Data and technology are rapidly advancing mental health care. Better yet, women are leading the charge. This year, in honor of World Mental Health Day 2018, Quartet teamed up with Healthtech Women, an organization that empowers women to transform health care. In a room with 90 other health care enthusiasts, female leaders across the mental health technology space discussed the innovations our teams are advancing. I had the pleasure to present with four talented and wickedly smart women including: Aditi Deeg, Aimee Peters, Mariam Malik, and Nita Stella.
Aiming to improve mental health care access and quality, these women and their organizations are leveraging data and digital experiences. This includes opportunities such as:
- Utilize health data to understand the type and severity of mental health needs.
- Improve selection of care options based on a better understanding of needs.
- Facilitate easier and personalized access to mental health care through technology.
- Provide tools to providers to measure and track mental health indicators.
- Monitor health data to assess positive changes in overall health.
Innovation does not come easy. Challenges exist. During the panel we considered some of the challenges we’ll want to tackle next, including:
1. Patient engagement: Deep rooted stigma associated with mental health often leads to patients declining diagnosis and care. We’re also limited by patients’ familiarity and comfort with technology. Making care available within one’s home is a big step to make it more comfortable. Moreover, ensuring better integration of mental health with one’s usual health care – through primary care providers, family caregivers, home health care providers – will go a long way in helping people pay equal attention mental health and well-being.

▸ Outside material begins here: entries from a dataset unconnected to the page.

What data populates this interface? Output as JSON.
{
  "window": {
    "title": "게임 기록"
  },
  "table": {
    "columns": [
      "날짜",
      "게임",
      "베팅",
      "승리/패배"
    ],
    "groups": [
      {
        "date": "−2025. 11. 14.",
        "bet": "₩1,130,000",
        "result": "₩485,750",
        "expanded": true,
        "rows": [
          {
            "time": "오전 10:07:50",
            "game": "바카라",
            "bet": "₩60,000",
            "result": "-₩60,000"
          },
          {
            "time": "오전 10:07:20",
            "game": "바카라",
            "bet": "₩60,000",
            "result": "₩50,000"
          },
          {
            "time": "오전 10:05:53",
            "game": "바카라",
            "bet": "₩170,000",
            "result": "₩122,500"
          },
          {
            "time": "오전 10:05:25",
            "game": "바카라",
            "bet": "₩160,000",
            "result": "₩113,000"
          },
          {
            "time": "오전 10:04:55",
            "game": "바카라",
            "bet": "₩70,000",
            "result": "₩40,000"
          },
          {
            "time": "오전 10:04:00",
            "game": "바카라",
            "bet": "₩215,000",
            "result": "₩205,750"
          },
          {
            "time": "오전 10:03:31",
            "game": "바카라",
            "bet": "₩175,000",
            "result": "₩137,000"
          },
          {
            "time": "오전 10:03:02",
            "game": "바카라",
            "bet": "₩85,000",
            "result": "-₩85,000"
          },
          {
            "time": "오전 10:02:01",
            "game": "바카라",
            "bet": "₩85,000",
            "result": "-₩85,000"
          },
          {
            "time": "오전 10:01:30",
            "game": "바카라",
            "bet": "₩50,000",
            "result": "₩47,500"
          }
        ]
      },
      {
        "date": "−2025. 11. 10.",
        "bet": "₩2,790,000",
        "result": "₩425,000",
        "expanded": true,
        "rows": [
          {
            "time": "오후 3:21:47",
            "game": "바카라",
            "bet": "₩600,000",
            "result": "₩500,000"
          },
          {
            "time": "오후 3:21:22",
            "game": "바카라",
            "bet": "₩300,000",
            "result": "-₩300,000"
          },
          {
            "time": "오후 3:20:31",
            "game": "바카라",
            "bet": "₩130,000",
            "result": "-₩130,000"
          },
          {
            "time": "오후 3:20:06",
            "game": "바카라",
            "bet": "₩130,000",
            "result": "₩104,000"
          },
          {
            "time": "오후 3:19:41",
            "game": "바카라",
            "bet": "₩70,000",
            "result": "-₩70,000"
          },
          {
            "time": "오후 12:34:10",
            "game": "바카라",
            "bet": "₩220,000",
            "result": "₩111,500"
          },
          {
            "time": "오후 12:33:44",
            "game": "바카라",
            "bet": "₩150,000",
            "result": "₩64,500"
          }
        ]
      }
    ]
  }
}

2. Better data collection and sharing: In addition to traditional health data, as more organizations begin to collect and analyze new types of social, environmental, and behavioral information, the scope of learning and innovation from combining these sets of information is sky high. However, we know that this data is not only highly sensitive, but also difficult to share. We look to further innovation that will allow secure and compliant data sharing to increase the pace of innovation for better mental health access and quality.
3. Designing solutions to supplement current technologies: While current technology can go a long way, additional tools and solutions are needed — from supporting patients in crisis and helping prevent mental health challenges, to influencing policies around provider licensing. Integration with existing electronic health records and other care coordination technologies will be important to scale access to mental health care. Lastly, part of the opportunity ahead for mental health tech companies is to also partner with government to ensure telehealth is a viable solution for providers and patients.
It was energizing to see nearly one hundred people come together to talk passionately about mental health, and find scalable and impactful solutions to drive access and quality of care. This is a difficult issue that requires compassion, hard work, and creativity. It also requires a diverse group of people across various disciplines putting their heads together.
Thank you to everyone — including brilliant women in tech — who are working hard to innovate in the mental health space through programs and technology. The work is challenging but every day we are creating more access for those who need it most.